**EXTRACTED DATA:**
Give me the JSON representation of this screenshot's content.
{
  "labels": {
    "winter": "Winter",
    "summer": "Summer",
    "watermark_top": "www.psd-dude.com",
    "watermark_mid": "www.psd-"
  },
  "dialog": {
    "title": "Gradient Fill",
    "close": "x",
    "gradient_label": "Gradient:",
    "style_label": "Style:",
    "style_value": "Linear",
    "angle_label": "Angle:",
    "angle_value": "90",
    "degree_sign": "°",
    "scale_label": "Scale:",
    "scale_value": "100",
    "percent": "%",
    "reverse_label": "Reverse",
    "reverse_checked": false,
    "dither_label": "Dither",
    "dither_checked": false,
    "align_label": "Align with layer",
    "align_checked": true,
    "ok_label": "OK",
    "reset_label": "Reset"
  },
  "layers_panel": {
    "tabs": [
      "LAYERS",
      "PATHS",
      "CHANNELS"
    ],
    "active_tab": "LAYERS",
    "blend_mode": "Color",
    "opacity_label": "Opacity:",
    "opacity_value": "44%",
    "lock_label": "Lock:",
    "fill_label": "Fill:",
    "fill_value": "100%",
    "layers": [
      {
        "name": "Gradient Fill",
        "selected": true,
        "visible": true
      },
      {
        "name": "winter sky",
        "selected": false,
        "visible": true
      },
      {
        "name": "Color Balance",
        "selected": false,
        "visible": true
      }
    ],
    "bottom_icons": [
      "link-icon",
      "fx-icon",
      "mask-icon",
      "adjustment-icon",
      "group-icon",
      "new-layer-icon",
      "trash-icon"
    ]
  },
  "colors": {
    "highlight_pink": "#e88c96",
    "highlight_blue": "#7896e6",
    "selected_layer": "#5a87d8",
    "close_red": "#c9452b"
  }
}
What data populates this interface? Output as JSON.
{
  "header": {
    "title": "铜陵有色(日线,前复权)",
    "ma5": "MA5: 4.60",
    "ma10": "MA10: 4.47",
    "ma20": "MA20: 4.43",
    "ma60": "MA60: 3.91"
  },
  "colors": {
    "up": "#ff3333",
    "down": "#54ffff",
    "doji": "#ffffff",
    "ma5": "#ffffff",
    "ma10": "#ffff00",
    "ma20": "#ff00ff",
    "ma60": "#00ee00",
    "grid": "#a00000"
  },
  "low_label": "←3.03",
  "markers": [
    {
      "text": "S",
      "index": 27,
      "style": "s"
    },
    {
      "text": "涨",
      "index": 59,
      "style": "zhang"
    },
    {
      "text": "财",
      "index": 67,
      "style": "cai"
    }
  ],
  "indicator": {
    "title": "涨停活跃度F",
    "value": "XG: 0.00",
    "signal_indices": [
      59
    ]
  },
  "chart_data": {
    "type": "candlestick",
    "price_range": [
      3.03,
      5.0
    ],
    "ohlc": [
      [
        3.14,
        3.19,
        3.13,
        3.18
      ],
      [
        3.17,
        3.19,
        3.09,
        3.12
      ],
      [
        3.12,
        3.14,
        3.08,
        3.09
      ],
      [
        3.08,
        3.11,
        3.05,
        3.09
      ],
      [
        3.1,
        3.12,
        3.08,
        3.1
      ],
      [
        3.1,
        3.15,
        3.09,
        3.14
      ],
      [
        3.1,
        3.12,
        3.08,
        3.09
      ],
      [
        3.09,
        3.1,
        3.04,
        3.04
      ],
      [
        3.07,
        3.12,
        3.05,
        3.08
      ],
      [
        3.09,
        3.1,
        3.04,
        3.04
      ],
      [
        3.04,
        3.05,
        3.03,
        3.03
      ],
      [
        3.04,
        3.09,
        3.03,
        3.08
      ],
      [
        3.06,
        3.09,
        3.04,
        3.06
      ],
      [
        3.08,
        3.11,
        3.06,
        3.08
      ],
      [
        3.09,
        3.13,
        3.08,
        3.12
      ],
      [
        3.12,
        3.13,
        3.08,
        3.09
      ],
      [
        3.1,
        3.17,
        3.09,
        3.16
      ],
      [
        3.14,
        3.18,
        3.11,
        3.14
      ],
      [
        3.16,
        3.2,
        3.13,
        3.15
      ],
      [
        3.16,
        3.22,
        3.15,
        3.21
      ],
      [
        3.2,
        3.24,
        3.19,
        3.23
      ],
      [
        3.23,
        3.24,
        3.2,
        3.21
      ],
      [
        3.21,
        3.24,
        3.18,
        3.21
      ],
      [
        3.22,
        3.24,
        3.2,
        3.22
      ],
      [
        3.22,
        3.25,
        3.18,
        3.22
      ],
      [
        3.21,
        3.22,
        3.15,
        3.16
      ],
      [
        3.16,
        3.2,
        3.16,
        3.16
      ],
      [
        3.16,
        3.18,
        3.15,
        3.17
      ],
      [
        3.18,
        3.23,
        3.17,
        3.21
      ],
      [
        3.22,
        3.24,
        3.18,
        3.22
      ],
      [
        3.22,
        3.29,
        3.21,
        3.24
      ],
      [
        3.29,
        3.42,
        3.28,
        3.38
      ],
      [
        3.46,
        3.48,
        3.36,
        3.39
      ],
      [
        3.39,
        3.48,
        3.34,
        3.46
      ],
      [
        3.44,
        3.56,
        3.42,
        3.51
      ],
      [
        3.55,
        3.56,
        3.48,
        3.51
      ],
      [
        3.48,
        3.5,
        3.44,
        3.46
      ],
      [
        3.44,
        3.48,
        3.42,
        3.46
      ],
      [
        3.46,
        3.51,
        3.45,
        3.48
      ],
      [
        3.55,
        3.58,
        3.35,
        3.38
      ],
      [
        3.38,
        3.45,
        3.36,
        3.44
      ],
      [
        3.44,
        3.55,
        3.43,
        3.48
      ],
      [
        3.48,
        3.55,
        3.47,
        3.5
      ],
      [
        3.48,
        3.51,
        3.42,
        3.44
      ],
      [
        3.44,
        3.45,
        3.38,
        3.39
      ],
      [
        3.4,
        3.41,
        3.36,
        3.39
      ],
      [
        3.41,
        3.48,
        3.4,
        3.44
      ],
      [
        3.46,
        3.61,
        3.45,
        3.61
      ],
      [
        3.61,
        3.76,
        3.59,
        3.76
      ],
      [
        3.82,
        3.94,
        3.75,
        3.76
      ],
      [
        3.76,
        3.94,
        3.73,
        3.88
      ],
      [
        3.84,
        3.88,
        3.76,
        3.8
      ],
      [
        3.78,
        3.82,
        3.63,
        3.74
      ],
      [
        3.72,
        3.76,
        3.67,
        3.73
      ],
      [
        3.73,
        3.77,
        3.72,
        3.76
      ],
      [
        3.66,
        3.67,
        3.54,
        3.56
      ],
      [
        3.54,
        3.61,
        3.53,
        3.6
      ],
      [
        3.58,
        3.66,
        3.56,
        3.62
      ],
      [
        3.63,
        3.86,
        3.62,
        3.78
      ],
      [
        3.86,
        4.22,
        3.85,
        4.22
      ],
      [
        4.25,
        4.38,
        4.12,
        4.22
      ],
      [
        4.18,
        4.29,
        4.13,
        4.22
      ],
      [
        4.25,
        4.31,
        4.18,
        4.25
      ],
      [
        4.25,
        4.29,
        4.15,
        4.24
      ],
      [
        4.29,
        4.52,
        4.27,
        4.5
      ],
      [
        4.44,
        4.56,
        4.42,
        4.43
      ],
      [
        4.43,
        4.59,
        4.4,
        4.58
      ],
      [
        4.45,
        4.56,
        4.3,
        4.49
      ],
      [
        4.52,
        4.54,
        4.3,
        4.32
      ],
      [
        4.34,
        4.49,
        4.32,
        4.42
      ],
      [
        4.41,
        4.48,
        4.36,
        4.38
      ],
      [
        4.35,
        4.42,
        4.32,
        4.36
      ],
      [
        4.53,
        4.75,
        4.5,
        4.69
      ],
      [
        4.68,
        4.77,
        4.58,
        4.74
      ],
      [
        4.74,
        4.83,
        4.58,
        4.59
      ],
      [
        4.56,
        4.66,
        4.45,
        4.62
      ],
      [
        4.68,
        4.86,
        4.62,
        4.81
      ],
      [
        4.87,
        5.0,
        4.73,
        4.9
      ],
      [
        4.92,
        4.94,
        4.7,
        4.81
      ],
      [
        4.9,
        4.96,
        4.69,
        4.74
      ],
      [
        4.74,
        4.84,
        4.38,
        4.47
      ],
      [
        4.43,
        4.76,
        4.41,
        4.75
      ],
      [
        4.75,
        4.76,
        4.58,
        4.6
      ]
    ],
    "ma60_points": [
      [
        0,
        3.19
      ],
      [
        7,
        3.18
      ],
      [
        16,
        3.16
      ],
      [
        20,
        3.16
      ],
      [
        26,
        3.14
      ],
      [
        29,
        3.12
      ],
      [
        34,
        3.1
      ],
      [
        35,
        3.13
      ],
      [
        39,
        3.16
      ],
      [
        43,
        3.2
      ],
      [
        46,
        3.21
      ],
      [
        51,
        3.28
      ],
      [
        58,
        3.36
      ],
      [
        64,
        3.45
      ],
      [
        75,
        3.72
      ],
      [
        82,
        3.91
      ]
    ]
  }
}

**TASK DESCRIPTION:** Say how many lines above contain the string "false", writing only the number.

**WORKED SOLUTION:** 4